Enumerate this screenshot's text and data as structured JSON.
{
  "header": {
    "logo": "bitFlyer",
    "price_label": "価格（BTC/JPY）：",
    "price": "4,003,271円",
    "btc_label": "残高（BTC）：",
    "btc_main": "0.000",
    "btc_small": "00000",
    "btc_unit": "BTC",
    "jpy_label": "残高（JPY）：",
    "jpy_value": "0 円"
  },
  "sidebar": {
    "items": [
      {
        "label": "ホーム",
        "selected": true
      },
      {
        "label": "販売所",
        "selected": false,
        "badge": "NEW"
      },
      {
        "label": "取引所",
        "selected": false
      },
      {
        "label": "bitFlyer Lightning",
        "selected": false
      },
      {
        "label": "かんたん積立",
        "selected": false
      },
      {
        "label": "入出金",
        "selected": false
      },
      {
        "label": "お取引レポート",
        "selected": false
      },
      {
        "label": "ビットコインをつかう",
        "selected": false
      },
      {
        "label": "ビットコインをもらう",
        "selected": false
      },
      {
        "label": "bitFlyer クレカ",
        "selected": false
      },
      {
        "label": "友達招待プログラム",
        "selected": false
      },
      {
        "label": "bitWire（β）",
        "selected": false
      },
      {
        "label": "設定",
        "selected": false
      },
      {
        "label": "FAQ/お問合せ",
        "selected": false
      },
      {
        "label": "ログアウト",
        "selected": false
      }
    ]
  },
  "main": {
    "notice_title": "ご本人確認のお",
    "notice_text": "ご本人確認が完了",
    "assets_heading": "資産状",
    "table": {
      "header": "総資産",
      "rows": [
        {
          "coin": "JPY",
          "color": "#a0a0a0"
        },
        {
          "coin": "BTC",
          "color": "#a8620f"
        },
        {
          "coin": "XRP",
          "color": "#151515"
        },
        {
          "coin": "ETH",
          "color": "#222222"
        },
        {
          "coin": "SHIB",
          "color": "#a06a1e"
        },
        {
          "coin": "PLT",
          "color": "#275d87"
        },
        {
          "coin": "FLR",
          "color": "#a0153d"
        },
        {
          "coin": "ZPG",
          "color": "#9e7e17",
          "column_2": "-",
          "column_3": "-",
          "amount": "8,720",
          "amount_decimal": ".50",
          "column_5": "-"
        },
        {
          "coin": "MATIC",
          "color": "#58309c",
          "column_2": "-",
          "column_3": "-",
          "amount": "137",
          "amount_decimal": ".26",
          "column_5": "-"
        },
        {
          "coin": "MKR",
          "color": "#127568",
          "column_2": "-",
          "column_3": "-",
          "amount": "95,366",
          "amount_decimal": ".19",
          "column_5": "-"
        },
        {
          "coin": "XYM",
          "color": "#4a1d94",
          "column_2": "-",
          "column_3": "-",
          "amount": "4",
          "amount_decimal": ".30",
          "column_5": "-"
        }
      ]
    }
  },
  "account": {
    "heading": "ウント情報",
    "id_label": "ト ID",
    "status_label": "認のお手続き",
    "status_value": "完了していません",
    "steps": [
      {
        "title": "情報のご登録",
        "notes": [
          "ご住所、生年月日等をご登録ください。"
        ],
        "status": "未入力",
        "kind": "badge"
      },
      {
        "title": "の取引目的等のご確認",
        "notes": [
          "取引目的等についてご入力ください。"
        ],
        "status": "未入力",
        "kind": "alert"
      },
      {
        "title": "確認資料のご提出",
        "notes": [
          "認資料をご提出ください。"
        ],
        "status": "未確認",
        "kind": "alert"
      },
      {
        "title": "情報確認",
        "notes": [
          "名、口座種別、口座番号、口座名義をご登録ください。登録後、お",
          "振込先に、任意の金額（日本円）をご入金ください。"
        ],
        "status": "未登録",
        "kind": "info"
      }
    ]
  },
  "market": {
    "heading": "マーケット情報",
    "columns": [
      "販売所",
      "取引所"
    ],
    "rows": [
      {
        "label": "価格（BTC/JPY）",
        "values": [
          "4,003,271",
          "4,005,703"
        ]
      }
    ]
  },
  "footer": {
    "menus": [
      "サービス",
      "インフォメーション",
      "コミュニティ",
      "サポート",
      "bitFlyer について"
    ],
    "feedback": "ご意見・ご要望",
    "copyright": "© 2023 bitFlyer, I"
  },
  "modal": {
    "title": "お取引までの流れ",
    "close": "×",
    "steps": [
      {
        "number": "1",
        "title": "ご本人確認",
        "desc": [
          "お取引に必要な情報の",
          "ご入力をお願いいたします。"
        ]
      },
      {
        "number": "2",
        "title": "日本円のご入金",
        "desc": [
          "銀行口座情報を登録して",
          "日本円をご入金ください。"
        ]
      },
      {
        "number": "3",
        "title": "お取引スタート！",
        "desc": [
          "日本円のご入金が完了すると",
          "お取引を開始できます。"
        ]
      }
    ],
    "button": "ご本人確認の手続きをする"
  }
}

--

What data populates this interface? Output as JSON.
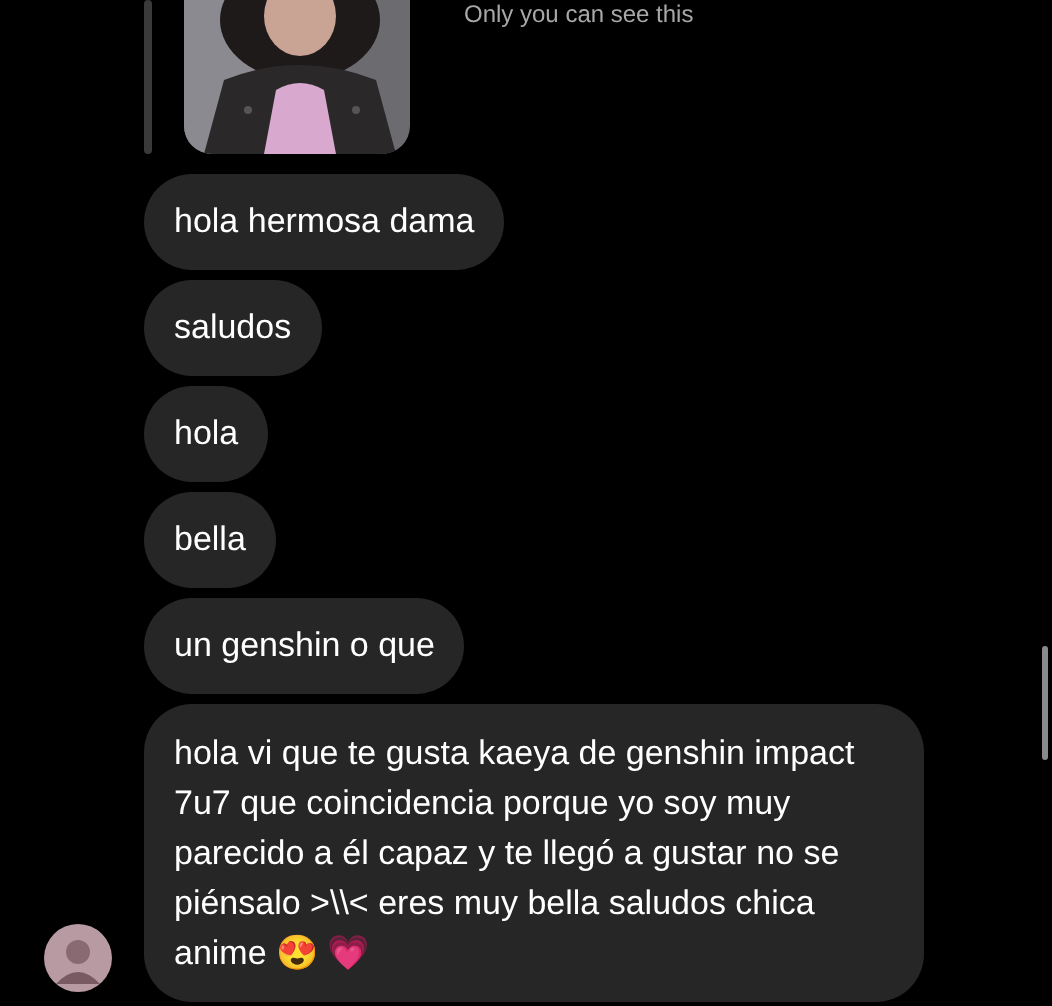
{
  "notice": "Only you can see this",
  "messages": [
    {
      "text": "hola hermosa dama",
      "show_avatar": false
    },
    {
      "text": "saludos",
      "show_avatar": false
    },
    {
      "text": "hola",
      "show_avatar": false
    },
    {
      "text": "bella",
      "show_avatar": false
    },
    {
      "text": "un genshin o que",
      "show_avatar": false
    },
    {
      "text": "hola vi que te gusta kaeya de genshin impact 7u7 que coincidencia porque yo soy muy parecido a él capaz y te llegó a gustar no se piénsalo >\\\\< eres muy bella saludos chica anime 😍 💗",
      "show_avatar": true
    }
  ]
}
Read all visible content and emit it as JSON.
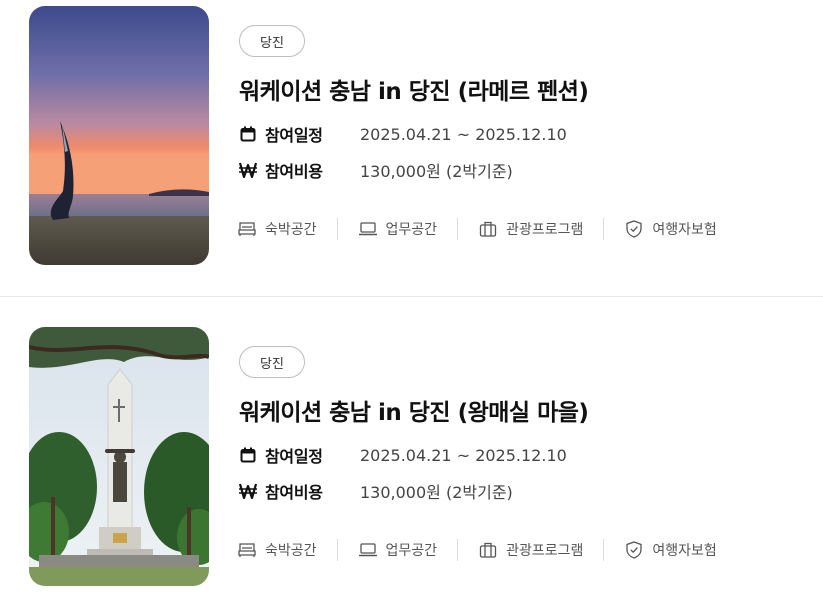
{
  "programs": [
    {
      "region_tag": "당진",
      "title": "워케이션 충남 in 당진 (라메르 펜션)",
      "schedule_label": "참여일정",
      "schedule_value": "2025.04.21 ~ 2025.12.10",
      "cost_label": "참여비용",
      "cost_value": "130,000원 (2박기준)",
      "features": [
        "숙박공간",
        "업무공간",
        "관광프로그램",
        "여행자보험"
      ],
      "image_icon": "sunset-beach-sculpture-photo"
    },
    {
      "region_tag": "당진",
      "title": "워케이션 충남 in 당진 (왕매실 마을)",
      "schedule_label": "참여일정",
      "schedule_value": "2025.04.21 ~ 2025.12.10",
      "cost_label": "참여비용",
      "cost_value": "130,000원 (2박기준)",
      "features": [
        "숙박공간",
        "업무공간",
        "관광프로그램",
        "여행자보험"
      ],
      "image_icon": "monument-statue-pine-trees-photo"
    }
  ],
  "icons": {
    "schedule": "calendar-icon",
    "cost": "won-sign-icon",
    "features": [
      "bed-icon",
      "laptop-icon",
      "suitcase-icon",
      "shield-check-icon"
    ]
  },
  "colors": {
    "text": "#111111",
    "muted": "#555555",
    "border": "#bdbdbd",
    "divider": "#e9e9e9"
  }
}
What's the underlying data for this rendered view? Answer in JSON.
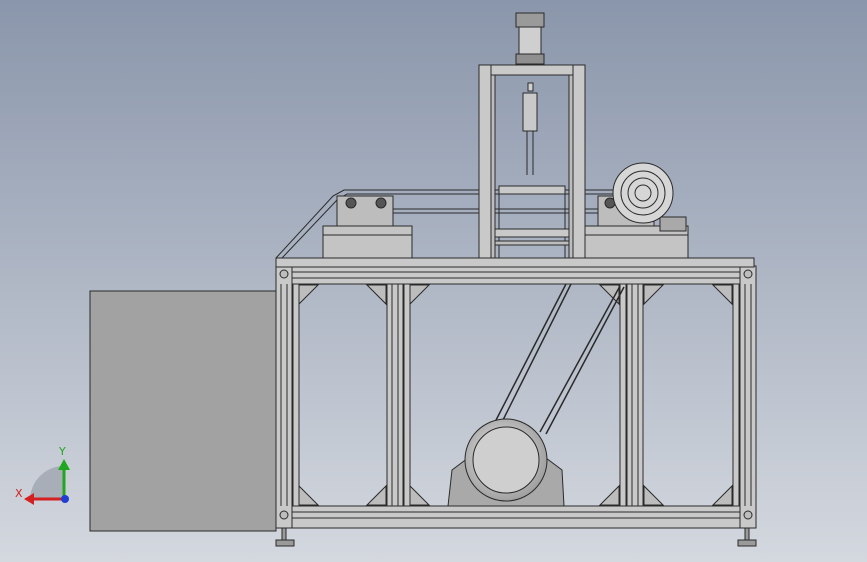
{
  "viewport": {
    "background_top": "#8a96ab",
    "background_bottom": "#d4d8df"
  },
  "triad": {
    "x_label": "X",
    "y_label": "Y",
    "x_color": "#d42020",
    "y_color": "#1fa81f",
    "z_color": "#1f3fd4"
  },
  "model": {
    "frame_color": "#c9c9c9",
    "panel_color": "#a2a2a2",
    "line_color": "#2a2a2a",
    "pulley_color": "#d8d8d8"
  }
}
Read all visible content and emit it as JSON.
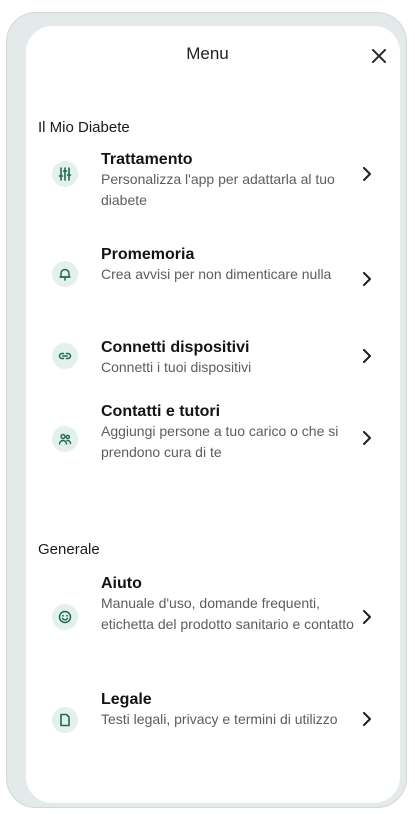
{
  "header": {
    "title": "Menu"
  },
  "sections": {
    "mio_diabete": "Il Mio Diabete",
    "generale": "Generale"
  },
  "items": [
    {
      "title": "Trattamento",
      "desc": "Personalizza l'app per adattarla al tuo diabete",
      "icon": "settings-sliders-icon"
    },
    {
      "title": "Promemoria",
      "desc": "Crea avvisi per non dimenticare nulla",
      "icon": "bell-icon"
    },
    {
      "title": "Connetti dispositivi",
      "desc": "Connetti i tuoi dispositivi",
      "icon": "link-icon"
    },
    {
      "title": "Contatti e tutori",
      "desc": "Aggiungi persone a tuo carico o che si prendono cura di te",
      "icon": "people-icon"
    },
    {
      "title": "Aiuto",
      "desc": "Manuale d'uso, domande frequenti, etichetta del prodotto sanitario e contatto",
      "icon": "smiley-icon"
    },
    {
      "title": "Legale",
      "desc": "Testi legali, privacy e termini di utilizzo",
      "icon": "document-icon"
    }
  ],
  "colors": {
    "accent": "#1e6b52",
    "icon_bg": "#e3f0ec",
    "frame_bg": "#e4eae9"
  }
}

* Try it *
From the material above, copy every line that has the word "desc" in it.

* Answer area *
        "desc": [
        "desc": [
        "desc": [
      "desc": "Personalizza l'app per adattarla al tuo diabete",
      "desc": "Crea avvisi per non dimenticare nulla",
      "desc": "Connetti i tuoi dispositivi",
      "desc": "Aggiungi persone a tuo carico o che si prendono cura di te",
      "desc": "Manuale d'uso, domande frequenti, etichetta del prodotto sanitario e contatto",
      "desc": "Testi legali, privacy e termini di utilizzo",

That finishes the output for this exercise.